The Great Fight or Flight Hoax: Why What You Know About Panic Might Be Wrong

Friday, March 28, 2014 by Meg   •   Filed under Anxiety

Fight, flee, then find yourself a girlfriend. Because nothing is more effective than female to female support.

The fight or flight response is what people generally refer to when discussing high anxiety or panic. This reaction, mediated by the central nervous system, is what motivates self-defensive behavior through physical changes. It alters breathing, heart rate and emotional response, a combo which can lead to scary thoughts.

 However, in women, this response may more accurately labeled "tend and befriend". According to research published in "Current Directions in Psychological Science", the panic response is an evolutionary imperative that drives us to attach with those around us as much as fight or flee1

Get by with a little help from our friends? If by "get by" you mean don't freakin' die, then yes....  continue reading

The Big O: What You Need To Know About Sexual Frustration and Overall Happiness

Monday, March 24, 2014 by Meg   •   Filed under Sexuality/Relationships


The functioning of our bodies, especially our sexual responsiveness, is tied directly to our autonomic nervous system. The hormones produced in response to this system can trigger panic or orgasmic bliss.
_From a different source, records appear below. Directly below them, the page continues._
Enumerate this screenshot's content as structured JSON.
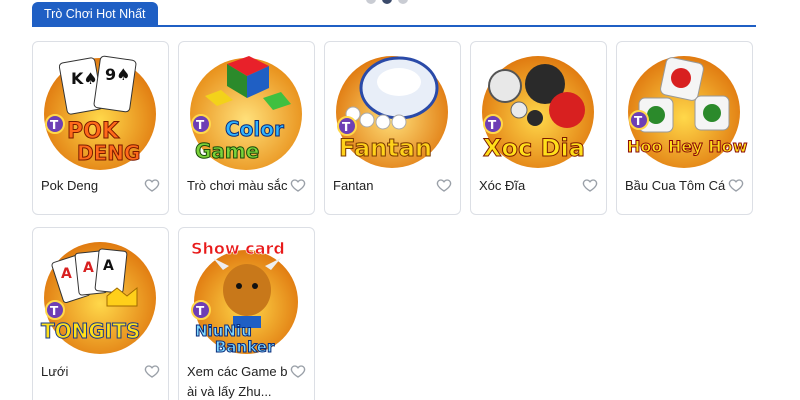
{
  "section": {
    "tab_label": "Trò Chơi Hot Nhất"
  },
  "carousel": {
    "dots": 3,
    "active_index": 1
  },
  "games": [
    {
      "title": "Pok Deng",
      "thumb_text": [
        "POK",
        "DENG"
      ],
      "icon": "pok-deng-thumbnail"
    },
    {
      "title": "Trò chơi màu sắc",
      "thumb_text": [
        "Color",
        "Game"
      ],
      "icon": "color-game-thumbnail"
    },
    {
      "title": "Fantan",
      "thumb_text": [
        "Fantan"
      ],
      "icon": "fantan-thumbnail"
    },
    {
      "title": "Xóc Đĩa",
      "thumb_text": [
        "Xoc Dia"
      ],
      "icon": "xoc-dia-thumbnail"
    },
    {
      "title": "Bầu Cua Tôm Cá",
      "thumb_text": [
        "Hoo Hey How"
      ],
      "icon": "hoo-hey-how-thumbnail"
    },
    {
      "title": "Lưới",
      "thumb_text": [
        "TONGITS"
      ],
      "icon": "tongits-thumbnail"
    },
    {
      "title": "Xem các Game bài và lấy Zhu...",
      "thumb_text": [
        "Show card",
        "NiuNiu",
        "Banker"
      ],
      "icon": "niuniu-banker-thumbnail"
    }
  ],
  "thumb_badge": "T",
  "colors": {
    "accent": "#1f5fc4",
    "card_border": "#dcdfe5",
    "heart": "#9aa0a8"
  }
}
But which one you get may depend on your past experiences and how much satisfaction you've been enjoying.

"But you said size doesn't matter!"

So, here's the quick and dirty (heh): hormones like oxytocin are necessary for sexual functioning, from progression of labor to the Big O. Oxytocin is responsible for bonding, both with children and with partners, which may be one reason that having a lot of sex tends to restore connections between partners, increase attachment and decrease insecurities1. Enough oxytocin pushes us over the edge into orgasm....  continue reading

The Double-Edged Sword: Forethought, Reasoning and Worry

Friday, March 21, 2014 by Meg   •   Filed under Anxiety

   

Ever wonder why we stay up all night worrying about a big project or the first day of school? How could just thinking about something make us so anxious? 

Turns out that instead of starting from scratch, Mother Nature tends to use spare parts when developing new systems.The evolution of our brain is no different.

Reduce, reuse, recycle, people. Mother Nature says it's "In"....  continue reading

Don't Mess With Mama: Lactational Aggression and Postpartum Protectiveness

Monday, March 17, 2014 by Meg   •   Filed under General

Were you hyper-alert or easily angered in the postpartum period? There may be a very good biological reason.

Lactational Aggression--also known as "Momma Bear Syndrome"--is not just an anecdotal phenomenon. 

For those who have not experienced this, it's less "Damn, you spilled coffee on my favorite shoes," and more "Look at my kid and I will mutha fucking cut you."...  continue reading

Mistakes Your Brain May Be Making: How Anxiety Can Cause Love

Friday, March 14, 2014 by Meg   •   Filed under Sexuality/Relationships

According to Sheena Iyengar, Columbia University's leading expert on decision making,  the human brain is fraught with ways for things to get a little mixed-up. Like love and fear. Which is awesome because it's another reason for S&M and sexual role playing to be written off as a normal biological experience.

Bring on the handcuffs....  continue reading

How Memories You Can't Remember May Be Affecting Your Mental Health

Monday, March 10, 2014 by Meg   •   Filed under General

Pre-language learning.

I'm not talking about that period in the morning when the kids are jumping on your back, you can't form a coherent sentence to save your life and it's a freakin' miracle when you finally figure out how to sputter, "Coffee." This other kind of pre-language learning happened long before you understood what coffee was.

Perish the thought. 

Pre-language learning might be an additional part to intuition, and it matters for anxiety responses....  continue reading